-- Web page and app entries --
*** Begin section ***

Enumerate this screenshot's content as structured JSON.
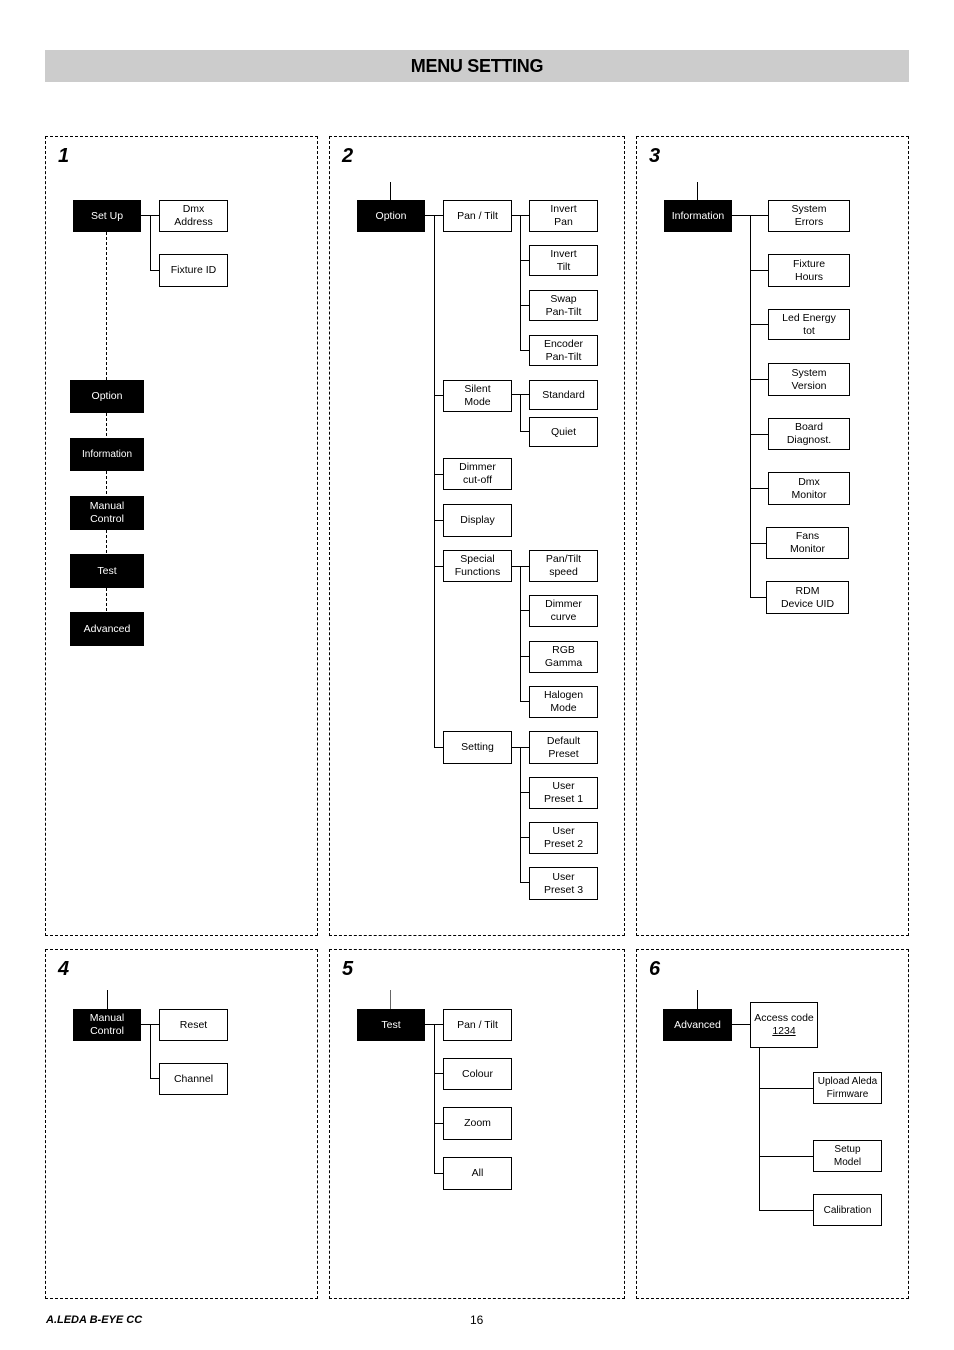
{
  "header": {
    "title": "MENU SETTING"
  },
  "panels": [
    {
      "number": "1",
      "root": "Set Up",
      "children": [
        "Dmx\nAddress",
        "Fixture ID"
      ],
      "main_menu": [
        "Option",
        "Information",
        "Manual\nControl",
        "Test",
        "Advanced"
      ]
    },
    {
      "number": "2",
      "root": "Option",
      "groups": [
        {
          "label": "Pan / Tilt",
          "items": [
            "Invert\nPan",
            "Invert\nTilt",
            "Swap\nPan-Tilt",
            "Encoder\nPan-Tilt"
          ]
        },
        {
          "label": "Silent\nMode",
          "items": [
            "Standard",
            "Quiet"
          ]
        },
        {
          "label": "Dimmer\ncut-off",
          "items": []
        },
        {
          "label": "Display",
          "items": []
        },
        {
          "label": "Special\nFunctions",
          "items": [
            "Pan/Tilt\nspeed",
            "Dimmer\ncurve",
            "RGB\nGamma",
            "Halogen\nMode"
          ]
        },
        {
          "label": "Setting",
          "items": [
            "Default\nPreset",
            "User\nPreset 1",
            "User\nPreset 2",
            "User\nPreset 3"
          ]
        }
      ]
    },
    {
      "number": "3",
      "root": "Information",
      "children": [
        "System\nErrors",
        "Fixture\nHours",
        "Led Energy\ntot",
        "System\nVersion",
        "Board\nDiagnost.",
        "Dmx\nMonitor",
        "Fans\nMonitor",
        "RDM\nDevice UID"
      ]
    },
    {
      "number": "4",
      "root": "Manual\nControl",
      "children": [
        "Reset",
        "Channel"
      ]
    },
    {
      "number": "5",
      "root": "Test",
      "children": [
        "Pan / Tilt",
        "Colour",
        "Zoom",
        "All"
      ]
    },
    {
      "number": "6",
      "root": "Advanced",
      "access": {
        "label": "Access code",
        "code": "1234"
      },
      "children": [
        "Upload Aleda\nFirmware",
        "Setup\nModel",
        "Calibration"
      ]
    }
  ],
  "footer": {
    "product": "A.LEDA B-EYE CC",
    "page": "16"
  }
}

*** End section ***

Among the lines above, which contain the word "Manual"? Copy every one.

-- ANSWER TO THIS EXERCISE --
        "Manual\nControl",
      "root": "Manual\nControl",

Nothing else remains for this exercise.